THIS time last year, people voted in great numbers to eject Fianna Fail from office. The result was a landslide against arguably the most successful political party in western Europe.
It was unprecedented in the history of a party that had dominated Irish politics for so long. Given the scale of the incompetence it showed and the mess it left behind, people rightly believe that Fianna Fail should be banished from office for a generation. Even that might be too short. Forever more, Fianna Fail will always be known as the party that brought this country to its knees.

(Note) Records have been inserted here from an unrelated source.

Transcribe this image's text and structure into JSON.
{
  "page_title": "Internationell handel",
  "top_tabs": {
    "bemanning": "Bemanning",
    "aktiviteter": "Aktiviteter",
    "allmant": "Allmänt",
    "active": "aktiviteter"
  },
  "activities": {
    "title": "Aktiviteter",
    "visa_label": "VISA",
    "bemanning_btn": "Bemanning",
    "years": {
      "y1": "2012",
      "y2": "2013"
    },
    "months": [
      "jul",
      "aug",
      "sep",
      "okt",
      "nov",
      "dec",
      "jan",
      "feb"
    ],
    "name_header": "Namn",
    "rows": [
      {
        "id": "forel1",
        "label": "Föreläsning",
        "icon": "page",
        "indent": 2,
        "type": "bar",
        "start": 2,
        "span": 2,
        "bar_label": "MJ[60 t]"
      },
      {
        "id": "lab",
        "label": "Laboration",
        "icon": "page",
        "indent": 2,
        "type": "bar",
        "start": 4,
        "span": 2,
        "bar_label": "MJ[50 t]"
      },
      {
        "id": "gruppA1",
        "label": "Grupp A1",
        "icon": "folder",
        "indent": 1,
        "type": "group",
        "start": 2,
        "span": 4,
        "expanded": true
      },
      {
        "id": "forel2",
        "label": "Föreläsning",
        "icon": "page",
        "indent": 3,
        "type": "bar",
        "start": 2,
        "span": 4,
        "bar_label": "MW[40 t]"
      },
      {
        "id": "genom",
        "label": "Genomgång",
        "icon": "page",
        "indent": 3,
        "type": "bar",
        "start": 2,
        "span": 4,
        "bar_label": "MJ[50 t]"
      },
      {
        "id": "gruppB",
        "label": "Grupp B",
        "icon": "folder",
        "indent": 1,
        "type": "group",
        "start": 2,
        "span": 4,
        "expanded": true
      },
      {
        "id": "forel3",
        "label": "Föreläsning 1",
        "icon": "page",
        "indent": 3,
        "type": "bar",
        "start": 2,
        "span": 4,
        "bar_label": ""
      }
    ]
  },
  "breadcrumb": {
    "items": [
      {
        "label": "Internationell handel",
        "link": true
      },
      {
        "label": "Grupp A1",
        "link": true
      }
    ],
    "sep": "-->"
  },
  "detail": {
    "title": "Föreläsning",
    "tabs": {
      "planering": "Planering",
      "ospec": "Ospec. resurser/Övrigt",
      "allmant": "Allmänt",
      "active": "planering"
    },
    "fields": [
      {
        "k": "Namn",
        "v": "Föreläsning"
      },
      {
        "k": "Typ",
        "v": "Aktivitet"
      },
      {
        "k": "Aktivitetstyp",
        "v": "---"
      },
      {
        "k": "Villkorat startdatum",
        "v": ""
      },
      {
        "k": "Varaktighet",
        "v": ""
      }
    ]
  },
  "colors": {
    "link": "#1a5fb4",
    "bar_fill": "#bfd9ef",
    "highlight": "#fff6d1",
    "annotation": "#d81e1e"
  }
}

The obvious political difficulty that Fianna Fail faces right now is nothing by comparison to the misery it has caused. For too long, it symbolised the very worst in Irish politics. Of course, it was too long in office. But my colleagues and I would be foolish to write off Fianna Fail. It's too early to write its obituary. And anyway, even if we could, would that write-off be in the interests of Irish democracy?
We sometimes take our democracy for granted. Irish people forget that our democracy is, in fact, the fourth oldest continuous democracy in Europe. Unlike other European countries, we didn't go the way of fascist Europe in the Thirties and Forties. Great credit is due to that post-independence generation. Despite the bitterness of the civil war, once it ended, a strong parliamentary democracy emerged. Those who lost the civil war were in office within 10 years and from that day, the State came of age.
The choice between Fianna Fail and Fine Gael over the years provided a type of safe change option for the Irish people at every election. Yes, the centre ground was crowded, yes, the differences between the two biggest parties were always difficult to understand from the European eye, but the outcome was a moderate politics built from the wreckage of the civil war.
So if Fianna Fail is now to be replaced as the alternative, who would take its place? Has its demise provided an opportunity for those who present themselves as the "new politics"? The rise of Sinn Fein, in the polls at least, is a salutary warning that old politics might well be on the march again.
Whatever can be said of Fianna Fail, the stance taken by Micheal Martin on the fiscal compact has demonstrated an understanding of what's in the interests of Ireland. On this issue, Fianna Fail has put the country first.
Can the same be said for Sinn Fein? It sees the upcoming referendum as just another opportunity. The peace process was the same. Progress could only be made when Sinn Fein was ready to move, everyone else had to wait. As Pat Rabbitte correctly remarked at the time, the peace process was more to do with the Sinn Fein process as it cannibalised the SDLP. I have no doubt but that Sinn Fein has the same designs on Fianna Fail.
Revolutionary movements, either from the hard left or the hard right, or indeed of the neo-nationalist variety in the case of Sinn Fein, work on the basis of slow incremental conflict, picking off parties as they go.
Never forget what Danny Morrison said in 1981. The armalite and ballot box strategy is well known. But Morrison made it plain then that this strategy was simply a means to an end. "Our ambition is to take control throughout the island of Ireland," he boldly proclaimed in 1981. Like all revolutionary movements, Sinn Fein has no difficulty playing the long game. It's a road that many fanatics have travelled.
We are told that new Sinn Fein is unlike old Sinn Fein. New people have been elected as Sinn Fein TDs who were never responsible for killing people. They represent the new politics. That doesn't stop them distorting the past and failing to confront the murder machine that was the IRA.
The old politics of the new Sinn Fein was brought home to me in a recent radio programme in which I was taking part with Mary Lou McDonald. The Sinn Fein deputy was correctly making the point that violence against women in Irish society is an issue that needs to be discussed openly.
But how could a Sinn Fein TD make such a point when the party refused to accept or condemn the violence inflicted by the IRA over many years. She made that point without reference to Jean McConville, Caroline Moreland or Joanne Mathers. As if these murders didn't happen. Violence that to this day she and others within Sinn Fein cannot say was a crime. No abject apology here. No sense of unbelievable hypocrisy. As if we can just move along and put the IRA's criminality record to one side while Sinn Fein presents itself as something new.
Have you noticed the fancy footwork of Sinn Fein since the last election? Before the election, it promised to show the Troika the door. There was no need for the assistance of the lender of last resort --under Sinn Fein, Ireland would paddle its own canoe. Well, all has changed. Now it is happy to keep the money, but would negotiate better terms than the Government, or so it would have you believe. And all of this would happen without cutbacks and tax rises.
Another sign that it is moving in for the kill on Fianna Fail is the deliberate silencing of Gerry Adams. The shriller angry young voices have also been tamed as the MBA set within Sinn Fein do all the repositioning. All the signs are that the hunt for 'middle Ireland' is on.
We need a new Sinn Fein like a hole in the head. It is out for itself and its brand of revolution. Never forget what Morrison said, the agenda is about taking control throughout the island of Ireland. We need to learn the lesson of what happened north of the Border. Watch out, FF. Watch out, Irish democracy.
Brian Hayes TD is Minister of State at the Department of Finance